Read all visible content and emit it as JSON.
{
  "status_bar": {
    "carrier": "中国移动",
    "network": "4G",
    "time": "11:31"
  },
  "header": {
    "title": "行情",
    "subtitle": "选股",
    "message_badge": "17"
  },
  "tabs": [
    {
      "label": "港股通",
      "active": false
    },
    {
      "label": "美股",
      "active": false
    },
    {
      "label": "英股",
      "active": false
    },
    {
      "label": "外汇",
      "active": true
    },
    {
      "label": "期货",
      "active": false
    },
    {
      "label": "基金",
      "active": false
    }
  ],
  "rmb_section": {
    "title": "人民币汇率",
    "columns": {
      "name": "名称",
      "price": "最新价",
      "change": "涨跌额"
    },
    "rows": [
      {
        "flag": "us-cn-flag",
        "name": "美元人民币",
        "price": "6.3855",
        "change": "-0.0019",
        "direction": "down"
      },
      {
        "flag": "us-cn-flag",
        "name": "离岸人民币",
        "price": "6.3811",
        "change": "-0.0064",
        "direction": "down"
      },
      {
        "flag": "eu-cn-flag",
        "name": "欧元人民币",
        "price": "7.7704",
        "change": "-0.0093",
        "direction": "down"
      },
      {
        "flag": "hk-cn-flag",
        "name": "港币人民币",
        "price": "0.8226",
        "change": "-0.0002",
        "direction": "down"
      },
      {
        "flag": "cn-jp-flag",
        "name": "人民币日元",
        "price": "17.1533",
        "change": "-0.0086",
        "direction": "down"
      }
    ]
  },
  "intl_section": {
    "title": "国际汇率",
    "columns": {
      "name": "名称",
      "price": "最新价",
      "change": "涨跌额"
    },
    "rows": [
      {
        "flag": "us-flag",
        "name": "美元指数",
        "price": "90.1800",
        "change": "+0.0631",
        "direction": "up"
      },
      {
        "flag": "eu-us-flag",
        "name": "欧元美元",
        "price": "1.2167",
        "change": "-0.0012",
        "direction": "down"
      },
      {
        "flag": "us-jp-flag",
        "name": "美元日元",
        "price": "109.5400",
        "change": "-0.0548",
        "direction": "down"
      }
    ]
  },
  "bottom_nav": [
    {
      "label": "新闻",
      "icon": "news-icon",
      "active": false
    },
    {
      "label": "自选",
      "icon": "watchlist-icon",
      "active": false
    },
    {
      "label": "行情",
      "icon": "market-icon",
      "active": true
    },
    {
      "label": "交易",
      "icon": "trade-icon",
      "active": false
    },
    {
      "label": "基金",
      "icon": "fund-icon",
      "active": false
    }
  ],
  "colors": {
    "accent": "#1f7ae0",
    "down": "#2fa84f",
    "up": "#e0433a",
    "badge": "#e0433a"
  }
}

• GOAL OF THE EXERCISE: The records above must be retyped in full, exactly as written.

• ANSWER BOX:
Read all visible content and emit it as JSON.
{
  "status_bar": {
    "carrier": "中国移动",
    "network": "4G",
    "time": "11:31"
  },
  "header": {
    "title": "行情",
    "subtitle": "选股",
    "message_badge": "17"
  },
  "tabs": [
    {
      "label": "港股通",
      "active": false
    },
    {
      "label": "美股",
      "active": false
    },
    {
      "label": "英股",
      "active": false
    },
    {
      "label": "外汇",
      "active": true
    },
    {
      "label": "期货",
      "active": false
    },
    {
      "label": "基金",
      "active": false
    }
  ],
  "rmb_section": {
    "title": "人民币汇率",
    "columns": {
      "name": "名称",
      "price": "最新价",
      "change": "涨跌额"
    },
    "rows": [
      {
        "flag": "us-cn-flag",
        "name": "美元人民币",
        "price": "6.3855",
        "change": "-0.0019",
        "direction": "down"
      },
      {
        "flag": "us-cn-flag",
        "name": "离岸人民币",
        "price": "6.3811",
        "change": "-0.0064",
        "direction": "down"
      },
      {
        "flag": "eu-cn-flag",
        "name": "欧元人民币",
        "price": "7.7704",
        "change": "-0.0093",
        "direction": "down"
      },
      {
        "flag": "hk-cn-flag",
        "name": "港币人民币",
        "price": "0.8226",
        "change": "-0.0002",
        "direction": "down"
      },
      {
        "flag": "cn-jp-flag",
        "name": "人民币日元",
        "price": "17.1533",
        "change": "-0.0086",
        "direction": "down"
      }
    ]
  },
  "intl_section": {
    "title": "国际汇率",
    "columns": {
      "name": "名称",
      "price": "最新价",
      "change": "涨跌额"
    },
    "rows": [
      {
        "flag": "us-flag",
        "name": "美元指数",
        "price": "90.1800",
        "change": "+0.0631",
        "direction": "up"
      },
      {
        "flag": "eu-us-flag",
        "name": "欧元美元",
        "price": "1.2167",
        "change": "-0.0012",
        "direction": "down"
      },
      {
        "flag": "us-jp-flag",
        "name": "美元日元",
        "price": "109.5400",
        "change": "-0.0548",
        "direction": "down"
      }
    ]
  },
  "bottom_nav": [
    {
      "label": "新闻",
      "icon": "news-icon",
      "active": false
    },
    {
      "label": "自选",
      "icon": "watchlist-icon",
      "active": false
    },
    {
      "label": "行情",
      "icon": "market-icon",
      "active": true
    },
    {
      "label": "交易",
      "icon": "trade-icon",
      "active": false
    },
    {
      "label": "基金",
      "icon": "fund-icon",
      "active": false
    }
  ],
  "colors": {
    "accent": "#1f7ae0",
    "down": "#2fa84f",
    "up": "#e0433a",
    "badge": "#e0433a"
  }
}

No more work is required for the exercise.